The LA Times – Wars within wars in Iraq: Despite what you may have heard, there is no “war” in Iraq. Rather, there are many wars raging through the Shiite, Kurdish and Sunni territories. These wars are complicated and deep-seated, with roots that, in some cases, go back centuries. But this is not what Americans are often led to believe…
7 weeks after I was promised payment by Emap, I get an envelope with my name and address hurriedly scribbled on the front. There isn’t a cheque inside; instead, there’s a BACS form for me to fill in… with my ‘vendor ID’ hurriedly scribbled into the first field. Surely they could have sent this 7 weeks ago.
If Emap are going to strategically classify this payment as a ‘gesture of goodwill’ they’ll want to be far more convincing about it.
Vanity Fair – Rorschach and Awe: I did not set out to discover how America got into the business of torturing detainees. I wasn’t even trying to learn how America found out who was behind 9/11. I was attempting to explain why psychologists, alone among medical professionals, were participating in military interrogations at Guantanamo Bay and elsewhere….
New Yorker – The Black Sites: A rare look inside the C.I.A.’s secret interrogation program: As the C.I.A. captured and interrogated other Al Qaeda figures, it established a protocol of psychological coercion. The program tied together many strands of the agency’s secret history of Cold War-era experiments in behavioral science… A person involved in the Council of Europe inquiry, referring to cavity searches and the frequent use of suppositories during the takeout of detainees, likened the treatment to “sodomy.” He said, “It was used to absolutely strip the detainee of any dignity. It breaks down someone’s sense of impenetrability.
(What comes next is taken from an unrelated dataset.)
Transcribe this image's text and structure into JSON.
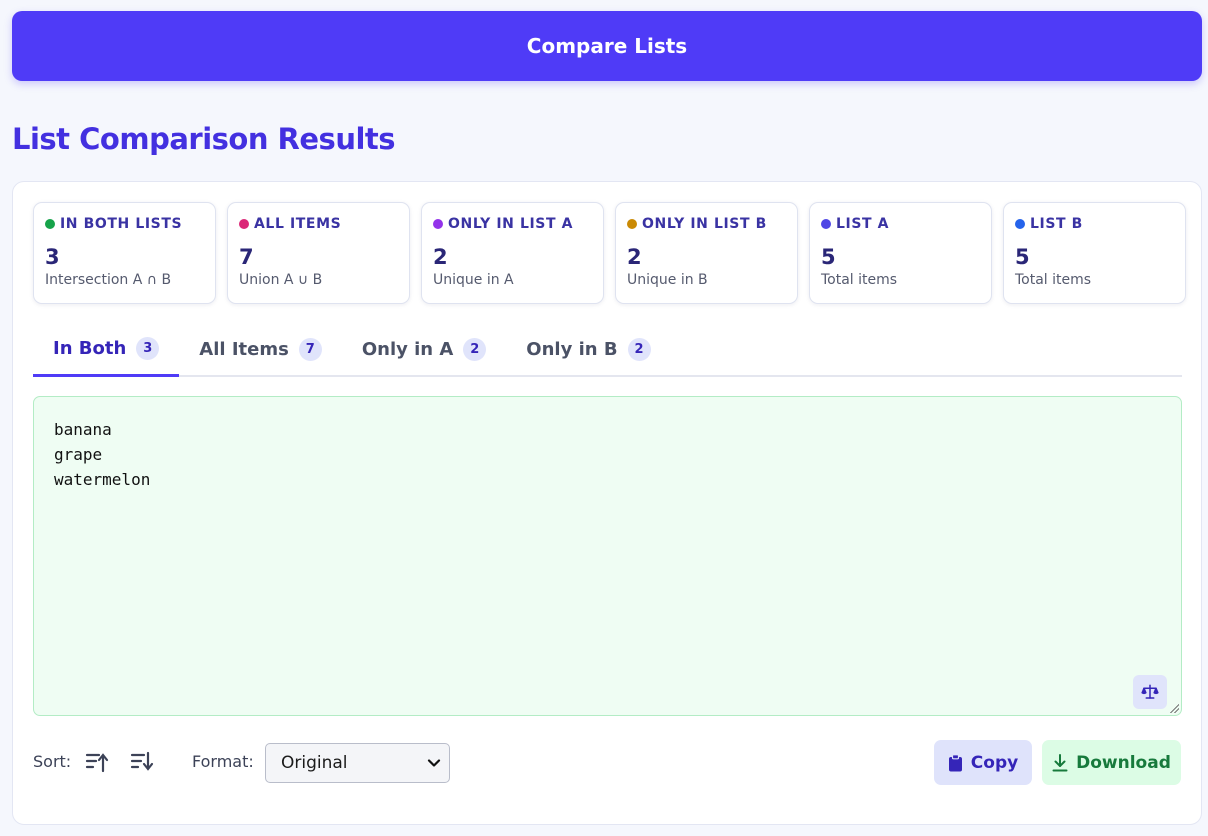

The interrogation became a process not just of getting information but of utterly subordinating the detainee through humiliation.”
There you go… now you know what’s behind my bright and breezy step today. New video shortly.